Even in the '80s, only a Ouija Board could get answers out of Morrissey
Whether you've ever messed with one or not, everybody knows a story about someone who has used an Oujia Board. The mysterious board even worked its way into an '80s song and video as the equally cryptic Morrissey gets under the '80s wire with Ouija Board, Ouija Board.
While many cultures have recorded history about "automatic writing," the modern day Ouija Board dates back to 1890 when it was coined the Ouija Board as a made up word that combined for French and German words "yes" (oui and ja). In 1966. Parker Brothers bought the Ouija name from American William Fuld and manufactured the game until Hasbro bought it in 1991. The whole concept of the Ouija Board is to make contact and communicate with the dead, which is precisely is what Morrissey is trying to achieve in Ouija Board, Ouija Board.
After the Smiths broke up, Morrissey wasted no time putting out his solo material.
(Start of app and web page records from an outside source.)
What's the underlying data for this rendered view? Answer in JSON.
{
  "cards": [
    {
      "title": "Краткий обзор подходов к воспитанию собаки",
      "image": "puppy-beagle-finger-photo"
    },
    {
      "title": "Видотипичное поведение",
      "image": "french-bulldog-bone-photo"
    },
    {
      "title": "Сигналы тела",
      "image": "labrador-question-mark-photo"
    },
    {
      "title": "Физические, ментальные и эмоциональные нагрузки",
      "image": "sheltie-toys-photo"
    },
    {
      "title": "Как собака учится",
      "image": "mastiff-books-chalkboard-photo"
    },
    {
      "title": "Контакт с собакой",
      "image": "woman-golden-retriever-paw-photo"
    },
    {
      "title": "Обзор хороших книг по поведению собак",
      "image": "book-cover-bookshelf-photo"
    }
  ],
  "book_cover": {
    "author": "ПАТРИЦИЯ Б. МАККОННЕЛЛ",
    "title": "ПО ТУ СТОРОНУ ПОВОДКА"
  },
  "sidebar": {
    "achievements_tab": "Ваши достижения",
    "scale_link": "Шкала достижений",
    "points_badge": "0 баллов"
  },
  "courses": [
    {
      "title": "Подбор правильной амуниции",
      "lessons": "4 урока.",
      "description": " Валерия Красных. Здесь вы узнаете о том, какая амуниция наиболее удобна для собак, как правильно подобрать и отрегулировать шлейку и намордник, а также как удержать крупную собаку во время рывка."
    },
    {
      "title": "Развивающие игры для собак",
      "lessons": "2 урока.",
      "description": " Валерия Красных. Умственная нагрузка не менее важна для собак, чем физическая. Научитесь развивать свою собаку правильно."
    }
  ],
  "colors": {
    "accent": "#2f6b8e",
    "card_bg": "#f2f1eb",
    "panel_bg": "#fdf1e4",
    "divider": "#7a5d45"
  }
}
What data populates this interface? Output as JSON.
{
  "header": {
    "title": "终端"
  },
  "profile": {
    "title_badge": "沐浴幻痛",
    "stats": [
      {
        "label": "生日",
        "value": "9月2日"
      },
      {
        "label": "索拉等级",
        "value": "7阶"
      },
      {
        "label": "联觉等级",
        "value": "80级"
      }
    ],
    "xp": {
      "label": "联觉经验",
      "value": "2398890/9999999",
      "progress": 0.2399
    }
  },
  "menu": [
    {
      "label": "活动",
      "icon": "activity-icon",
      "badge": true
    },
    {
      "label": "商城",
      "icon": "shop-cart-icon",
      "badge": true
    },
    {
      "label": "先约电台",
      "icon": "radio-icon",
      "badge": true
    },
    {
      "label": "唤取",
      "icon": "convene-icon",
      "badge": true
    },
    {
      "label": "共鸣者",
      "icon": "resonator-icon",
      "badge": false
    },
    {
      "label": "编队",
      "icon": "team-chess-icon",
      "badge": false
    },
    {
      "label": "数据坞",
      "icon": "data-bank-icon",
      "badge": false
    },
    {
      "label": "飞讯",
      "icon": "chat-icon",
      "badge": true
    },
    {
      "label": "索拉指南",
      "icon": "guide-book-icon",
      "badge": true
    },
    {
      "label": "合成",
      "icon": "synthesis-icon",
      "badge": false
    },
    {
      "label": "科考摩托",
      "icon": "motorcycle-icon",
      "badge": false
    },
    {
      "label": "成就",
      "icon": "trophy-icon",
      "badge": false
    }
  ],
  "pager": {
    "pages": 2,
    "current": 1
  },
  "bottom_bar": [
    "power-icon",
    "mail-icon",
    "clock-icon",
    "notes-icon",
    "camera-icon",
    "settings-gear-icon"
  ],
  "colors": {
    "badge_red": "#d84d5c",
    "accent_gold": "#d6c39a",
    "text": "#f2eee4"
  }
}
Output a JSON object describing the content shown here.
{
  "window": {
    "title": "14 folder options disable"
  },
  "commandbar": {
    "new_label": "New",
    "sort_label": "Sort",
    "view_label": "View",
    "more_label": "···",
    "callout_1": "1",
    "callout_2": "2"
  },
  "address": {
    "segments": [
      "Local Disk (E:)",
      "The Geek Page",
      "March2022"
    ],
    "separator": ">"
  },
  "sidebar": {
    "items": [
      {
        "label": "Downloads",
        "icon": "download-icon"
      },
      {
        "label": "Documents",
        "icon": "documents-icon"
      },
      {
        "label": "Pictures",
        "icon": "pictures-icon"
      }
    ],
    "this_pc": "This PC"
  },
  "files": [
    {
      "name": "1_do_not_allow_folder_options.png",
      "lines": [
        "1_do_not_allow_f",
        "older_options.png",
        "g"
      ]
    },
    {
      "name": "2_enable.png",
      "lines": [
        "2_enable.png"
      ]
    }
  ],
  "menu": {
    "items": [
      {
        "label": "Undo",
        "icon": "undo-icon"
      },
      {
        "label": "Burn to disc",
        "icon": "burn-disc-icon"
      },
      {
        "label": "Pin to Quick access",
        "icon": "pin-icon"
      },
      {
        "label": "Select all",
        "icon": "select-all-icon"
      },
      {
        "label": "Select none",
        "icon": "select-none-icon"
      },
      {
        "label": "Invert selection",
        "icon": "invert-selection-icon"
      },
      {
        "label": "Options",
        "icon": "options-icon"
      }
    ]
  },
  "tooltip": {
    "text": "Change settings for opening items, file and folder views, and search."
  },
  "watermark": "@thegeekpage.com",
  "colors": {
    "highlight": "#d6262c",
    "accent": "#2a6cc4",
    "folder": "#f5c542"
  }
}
After his debut album, Viva Hate, was released in 1988, Morrissey released a string of singles in 1989 with one of the last ones being Ouija Board, Ouija Board. The song was a minor hit in the U.K. and its video goes all in on the Ouija Board experience as Morrissey gets dragged into the woods by children for a séance and tries to contact an old departed friend. The video stars two popular actresses on British telly as Joan Sims plays the medium and Kathy Burke (Absolutely Famous) plays the dead spirit. Morrissey's odd sense of humor strikes again when the results of the Ouija Board reveal that Morrissey's old friend wants him to get lost.
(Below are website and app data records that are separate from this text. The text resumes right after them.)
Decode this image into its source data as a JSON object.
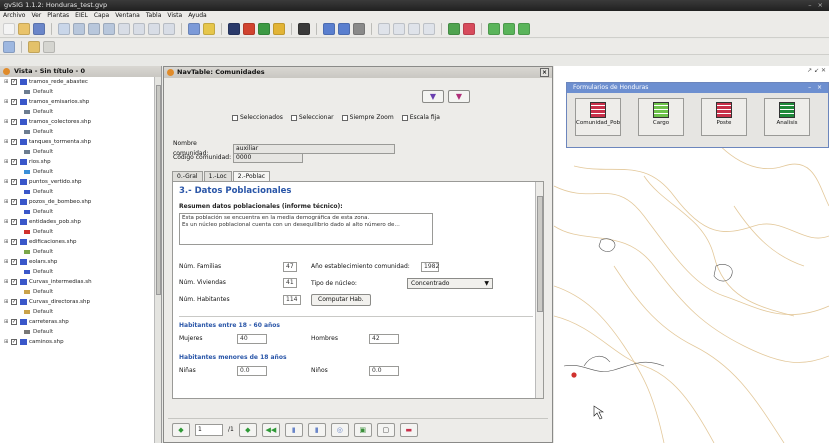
{
  "window": {
    "title": "gvSIG 1.1.2: Honduras_test.gvp",
    "controls": "– ×"
  },
  "menu": [
    "Archivo",
    "Ver",
    "Plantas",
    "EIEL",
    "Capa",
    "Ventana",
    "Tabla",
    "Vista",
    "Ayuda"
  ],
  "toc": {
    "title": "Vista - Sin título - 0",
    "layers": [
      {
        "name": "tramos_rede_abastec",
        "checked": true,
        "sub": "Default",
        "swatch": "#6b7c90"
      },
      {
        "name": "tramos_emisarios.shp",
        "checked": true,
        "sub": "Default",
        "swatch": "#6b7c90"
      },
      {
        "name": "tramos_colectores.shp",
        "checked": true,
        "sub": "Default",
        "swatch": "#6b7c90"
      },
      {
        "name": "tanques_tormenta.shp",
        "checked": true,
        "sub": "Default",
        "swatch": "#6b7c90"
      },
      {
        "name": "rios.shp",
        "checked": true,
        "sub": "Default",
        "swatch": "#3a8fd8"
      },
      {
        "name": "puntos_vertido.shp",
        "checked": true,
        "sub": "Default",
        "swatch": "#3a57c9"
      },
      {
        "name": "pozos_de_bombeo.shp",
        "checked": true,
        "sub": "Default",
        "swatch": "#3a57c9"
      },
      {
        "name": "entidades_pob.shp",
        "checked": true,
        "sub": "Default",
        "swatch": "#d0312d"
      },
      {
        "name": "edificaciones.shp",
        "checked": true,
        "sub": "Default",
        "swatch": "#7aa64a"
      },
      {
        "name": "eolars.shp",
        "checked": true,
        "sub": "Default",
        "swatch": "#3a57c9"
      },
      {
        "name": "Curvas_intermedias.sh",
        "checked": true,
        "sub": "Default",
        "swatch": "#c9a24a"
      },
      {
        "name": "Curvas_directoras.shp",
        "checked": true,
        "sub": "Default",
        "swatch": "#c9a24a"
      },
      {
        "name": "carreteras.shp",
        "checked": true,
        "sub": "Default",
        "swatch": "#777777"
      },
      {
        "name": "caminos.shp",
        "checked": true,
        "sub": "",
        "swatch": "#777777"
      }
    ]
  },
  "form": {
    "title": "NavTable: Comunidades",
    "options": [
      "Seleccionados",
      "Seleccionar",
      "Siempre Zoom",
      "Escala fija"
    ],
    "nombre_label": "Nombre comunidad:",
    "nombre_value": "auxiliar",
    "codigo_label": "Código comunidad:",
    "codigo_value": "0000",
    "tabs": [
      "0.-Gral",
      "1.-Loc",
      "2.-Poblac"
    ],
    "active_tab": 2,
    "section_title": "3.- Datos Poblacionales",
    "resumen_label": "Resumen datos poblacionales (informe técnico):",
    "resumen_text": "Esta población se encuentra en la media demográfica de esta zona.\nEs un núcleo poblacional cuenta con un desequilibrio dado al alto número de…",
    "familias_label": "Núm. Familias",
    "familias_value": "47",
    "anio_label": "Año establecimiento comunidad:",
    "anio_value": "1982",
    "viviendas_label": "Núm. Viviendas",
    "viviendas_value": "41",
    "tipo_label": "Tipo de núcleo:",
    "tipo_value": "Concentrado",
    "habitantes_label": "Núm. Habitantes",
    "habitantes_value": "114",
    "calc_button": "Computar Hab.",
    "group1": "Habitantes entre 18 - 60 años",
    "mujeres_label": "Mujeres",
    "mujeres_value": "40",
    "hombres_label": "Hombres",
    "hombres_value": "42",
    "group2": "Habitantes menores de 18 años",
    "ninas_label": "Niñas",
    "ninas_value": "0.0",
    "ninos_label": "Niños",
    "ninos_value": "0.0",
    "nav_position": "1",
    "nav_of": "/1"
  },
  "formularios": {
    "title": "Formularios de Honduras",
    "buttons": [
      "Comunidad_Pob",
      "Cargo",
      "Poste",
      "Analisis"
    ]
  },
  "map": {
    "controls": "↗ ↙ ✕"
  }
}
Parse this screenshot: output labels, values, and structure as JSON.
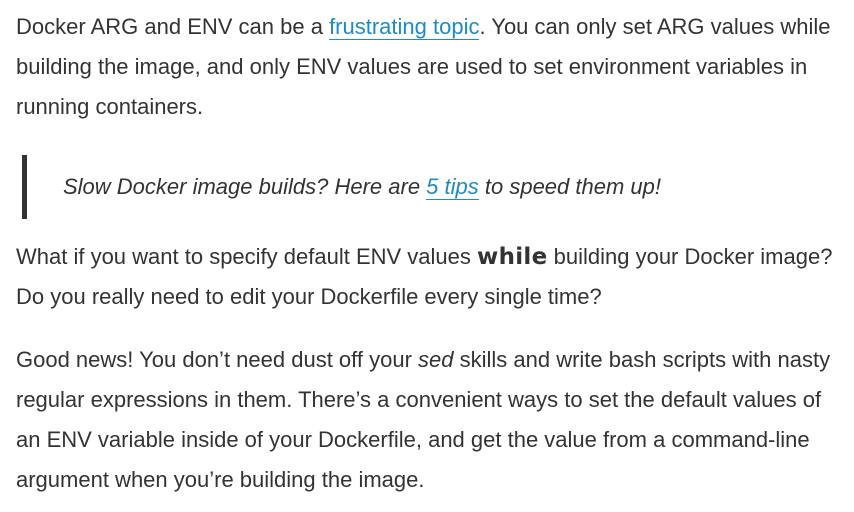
{
  "paragraph1": {
    "before_link": "Docker ARG and ENV can be a ",
    "link_text": "frustrating topic",
    "after_link": ". You can only set ARG values while building the image, and only ENV values are used to set environment variables in running containers."
  },
  "quote": {
    "before_link": "Slow Docker image builds? Here are ",
    "link_text": "5 tips",
    "after_link": " to speed them up!"
  },
  "paragraph2": {
    "before_bold": "What if you want to specify default ENV values ",
    "bold": "while",
    "after_bold": " building your Docker image? Do you really need to edit your Dockerfile every single time?"
  },
  "paragraph3": {
    "before_em": "Good news! You don’t need dust off your ",
    "em": "sed",
    "after_em": " skills and write bash scripts with nasty regular expressions in them. There’s a convenient ways to set the default values of an ENV variable inside of your Dockerfile, and get the value from a command-line argument when you’re building the image."
  },
  "colors": {
    "text": "#333333",
    "link": "#1e8bc3",
    "quote_border": "#333333"
  }
}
Morrissey's song was not the only pop culture reference for the Ouija Board in the '80s as the 1986 movie Witchboard was all about the (mis)use of the Ouija Board. It is estimated that more than 20 million Ouija Boards have been sold over the years and the controversy over it will probably always remain as the game has many detractors from religious groups fearing it as connection to the occult/evil spirits and skeptics who see it as a fool's games whose participants actually believe its works.